Launch Slideshow

Error: less than 300px wide output not yet supported

First Strike

First Strike

  • Image

    http://www.pwmag.com/Images/tmp68A%2Etmp_tcm111-1337828.jpg?width=250

    true

    Image

    250

    The Mobile Board of Water and Sewer Commissioners uses lightning dissipaters, ½-inch diameter, 18-inch-long rods made of stainless steel that return small lightning strikes back into the atmosphere (larger strikes are routed to ground rods). Photos: McCrory & Williams Inc.

  • Image

    http://www.pwmag.com/Images/tmp68B%2Etmp_tcm111-1337832.jpg?width=250

    true

    Image

    250

    Transient voltage surge suppressors should be installed on all AC and DC electrical circuits, including the power-source side and the load side of the transfer switch that's used to switch from the utility company to a generator.

  • Image

    http://www.pwmag.com/Images/tmp68C%2Etmp_tcm111-1337834.jpg?width=250

    true

    Image

    250

    Surge suppressors, such as this one mounted to an antenna cable, should be part of any complete lightning protection system.

Since 2000, Mobile, Ala., has undergone a major project to protect its buildings and equipment from persistent lightning strikes. The Mobile Board of Water and Sewer Commissioners (also known as Mobile Area Water and Sewer System, MAWSS) has been installing lightning protection systems with the help of McCrory & Williams Inc., and has developed a standard for use in future projects.

The standard was officially published in July 2007 on the board's Web site (mawss.com). At the request of the board, McCrory & Williams prepared the specifications, which were approved by the board and will now be used as a standard for all future lightning protection projects.

The standard is supplemental to two nationally recognized industry standards for lightning protection: Underwriters Laboratories (UL) Standards for Safety, Lightning Protection Components, UL 96 A and the National Fire Protection Agency (NFPA) 780 Standards for the installation of Lightning Protection Systems. The installer for lightning protection systems should follow the UL and NFPA standards and should provide proof of an Underwriters Laboratories Master Label certificate.

A complete lightning protection system is threefold: It should include the use of lightning rods on building and facility rooftops; surge suppressors on all incoming lines for power, telephone, and computer lines; and proper grounding. So when budget time comes around, use the following information to your advantage when lobbying for this equipment:

ROD USAGE

The industry typically uses three types of lightning rods:

  • Lightning arrestors, which are cylindrical rods (3/8 - to ½-inch in diameter and 10 to 18 inches long) with a point on the upper end.
  • Lightning dissipaters, which have as many as 500 dissipation electrical wires in the upper end.
  • Lightning attractors, which are 10 to 50 feet tall and are frequently mounted separately and away from a building. They include electronics that stimulate magnetic fields and therefore require a power source.

When installing the rods, workers should understand that the lightning protection system for each structure should be designed to provide a Faraday Cage (an enclosure that blocks out external electrical fields) around the structure to delay or dissipate the formation of lightning strikes.

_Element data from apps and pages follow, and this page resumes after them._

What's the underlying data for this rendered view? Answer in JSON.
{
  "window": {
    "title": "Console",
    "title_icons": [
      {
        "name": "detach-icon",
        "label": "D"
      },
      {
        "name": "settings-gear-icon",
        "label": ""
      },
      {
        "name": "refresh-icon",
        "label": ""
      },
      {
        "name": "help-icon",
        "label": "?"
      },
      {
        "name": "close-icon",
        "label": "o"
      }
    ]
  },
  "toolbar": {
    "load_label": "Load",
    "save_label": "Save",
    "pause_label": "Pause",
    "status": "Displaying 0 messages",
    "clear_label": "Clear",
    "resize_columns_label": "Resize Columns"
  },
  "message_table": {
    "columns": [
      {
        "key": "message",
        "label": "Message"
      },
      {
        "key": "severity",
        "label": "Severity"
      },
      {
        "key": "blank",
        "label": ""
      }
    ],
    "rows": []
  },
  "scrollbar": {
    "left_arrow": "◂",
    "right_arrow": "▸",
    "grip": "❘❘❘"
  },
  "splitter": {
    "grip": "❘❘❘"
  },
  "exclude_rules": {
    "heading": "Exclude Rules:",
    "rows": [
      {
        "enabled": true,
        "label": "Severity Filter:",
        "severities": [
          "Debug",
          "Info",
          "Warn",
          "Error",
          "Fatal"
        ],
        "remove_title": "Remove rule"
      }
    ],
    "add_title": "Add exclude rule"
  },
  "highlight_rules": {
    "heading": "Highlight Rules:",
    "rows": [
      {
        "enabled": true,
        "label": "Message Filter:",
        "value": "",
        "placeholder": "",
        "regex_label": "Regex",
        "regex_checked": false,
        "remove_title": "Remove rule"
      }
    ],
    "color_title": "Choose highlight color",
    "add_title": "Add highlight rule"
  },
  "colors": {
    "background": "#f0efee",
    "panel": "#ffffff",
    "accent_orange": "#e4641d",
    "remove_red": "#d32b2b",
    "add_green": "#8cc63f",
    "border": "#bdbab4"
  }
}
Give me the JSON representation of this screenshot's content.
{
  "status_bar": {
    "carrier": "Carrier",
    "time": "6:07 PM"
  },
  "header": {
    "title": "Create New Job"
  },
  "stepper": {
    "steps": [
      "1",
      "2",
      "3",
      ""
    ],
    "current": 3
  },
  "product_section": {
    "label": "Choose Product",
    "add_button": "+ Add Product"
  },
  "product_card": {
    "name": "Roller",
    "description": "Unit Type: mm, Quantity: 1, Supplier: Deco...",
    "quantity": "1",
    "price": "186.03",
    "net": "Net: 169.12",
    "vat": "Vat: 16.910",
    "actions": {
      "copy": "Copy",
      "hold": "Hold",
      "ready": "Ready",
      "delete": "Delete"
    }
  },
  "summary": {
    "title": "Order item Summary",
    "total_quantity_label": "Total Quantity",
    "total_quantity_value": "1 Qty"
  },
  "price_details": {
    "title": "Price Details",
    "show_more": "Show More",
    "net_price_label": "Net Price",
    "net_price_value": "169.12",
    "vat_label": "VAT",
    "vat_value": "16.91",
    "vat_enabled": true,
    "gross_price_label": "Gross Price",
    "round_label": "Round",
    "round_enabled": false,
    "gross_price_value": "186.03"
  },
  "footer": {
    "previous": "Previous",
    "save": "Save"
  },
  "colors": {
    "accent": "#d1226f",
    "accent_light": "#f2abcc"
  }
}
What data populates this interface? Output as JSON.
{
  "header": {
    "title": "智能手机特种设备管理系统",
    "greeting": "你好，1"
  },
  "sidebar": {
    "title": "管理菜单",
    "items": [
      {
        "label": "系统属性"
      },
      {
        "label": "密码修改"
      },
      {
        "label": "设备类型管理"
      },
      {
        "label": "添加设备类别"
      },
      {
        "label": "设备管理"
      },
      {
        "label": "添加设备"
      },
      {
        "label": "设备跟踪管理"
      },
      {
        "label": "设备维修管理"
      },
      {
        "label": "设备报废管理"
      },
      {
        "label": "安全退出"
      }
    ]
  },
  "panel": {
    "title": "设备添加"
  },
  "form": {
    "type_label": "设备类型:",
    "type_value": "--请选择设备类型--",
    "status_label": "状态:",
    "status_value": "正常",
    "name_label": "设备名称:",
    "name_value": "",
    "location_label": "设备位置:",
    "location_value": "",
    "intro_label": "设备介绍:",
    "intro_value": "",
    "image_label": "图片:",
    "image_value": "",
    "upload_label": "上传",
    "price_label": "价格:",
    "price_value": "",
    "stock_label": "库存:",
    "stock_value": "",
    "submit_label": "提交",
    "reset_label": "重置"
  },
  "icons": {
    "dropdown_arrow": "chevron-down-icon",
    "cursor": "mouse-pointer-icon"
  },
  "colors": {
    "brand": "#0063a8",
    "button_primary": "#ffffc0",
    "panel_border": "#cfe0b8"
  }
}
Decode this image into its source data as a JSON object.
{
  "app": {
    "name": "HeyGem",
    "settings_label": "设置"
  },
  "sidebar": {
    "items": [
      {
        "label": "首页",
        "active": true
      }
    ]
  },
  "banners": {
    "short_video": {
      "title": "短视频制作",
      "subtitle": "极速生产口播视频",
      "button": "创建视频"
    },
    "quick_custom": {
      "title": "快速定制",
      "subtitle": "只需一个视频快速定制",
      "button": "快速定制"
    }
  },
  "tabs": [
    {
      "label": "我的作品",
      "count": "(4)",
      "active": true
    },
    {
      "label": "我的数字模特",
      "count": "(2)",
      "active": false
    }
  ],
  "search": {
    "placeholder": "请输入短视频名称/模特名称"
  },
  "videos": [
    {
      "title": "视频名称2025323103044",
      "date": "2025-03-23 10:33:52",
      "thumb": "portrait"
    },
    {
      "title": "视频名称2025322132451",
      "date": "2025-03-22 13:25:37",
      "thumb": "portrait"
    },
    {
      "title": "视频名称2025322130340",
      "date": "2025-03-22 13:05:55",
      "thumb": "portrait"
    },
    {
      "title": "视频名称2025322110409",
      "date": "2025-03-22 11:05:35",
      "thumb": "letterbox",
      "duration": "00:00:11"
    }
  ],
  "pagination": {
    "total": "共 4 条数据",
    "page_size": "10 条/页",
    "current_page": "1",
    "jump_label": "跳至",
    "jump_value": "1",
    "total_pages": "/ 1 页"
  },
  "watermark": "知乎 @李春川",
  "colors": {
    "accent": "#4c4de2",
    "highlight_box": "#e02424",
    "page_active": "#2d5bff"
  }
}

Installers should mount individual stream-delaying air terminals on the top of the structure on all outside corners at 20-foot intervals around the perimeter and at 50-foot intervals across the top. Each air terminal must be provided with two electrically conductive paths to ground. A common wire that extends down the side of the building and is attached to a ground rod at intervals of no more than 100 feet should bond all lightning rods.

All equipment that protrudes above the roof line, including air conditioners, air handlers, vents, air conditioning ducts, aerator mixer motors, and relief valves, must have its own air terminals that are properly bonded to the ground rods for that building. Air terminals should be 18 inches higher than the equipment.

Steel parts of electrically conductive structures such as light poles, towers, and steel superstructures should not be used because they corrode or rust over time and therefore lose their ability to provide electrical continuity to adjacent parts. That is especially true in coastal areas and inside sewer plants where corrosive gases are present.

Also discouraged is the use of gutters or metal down spouts for conductors between air terminals and ground rods. In both cases it is better to utilize a separate continuous piece of wire.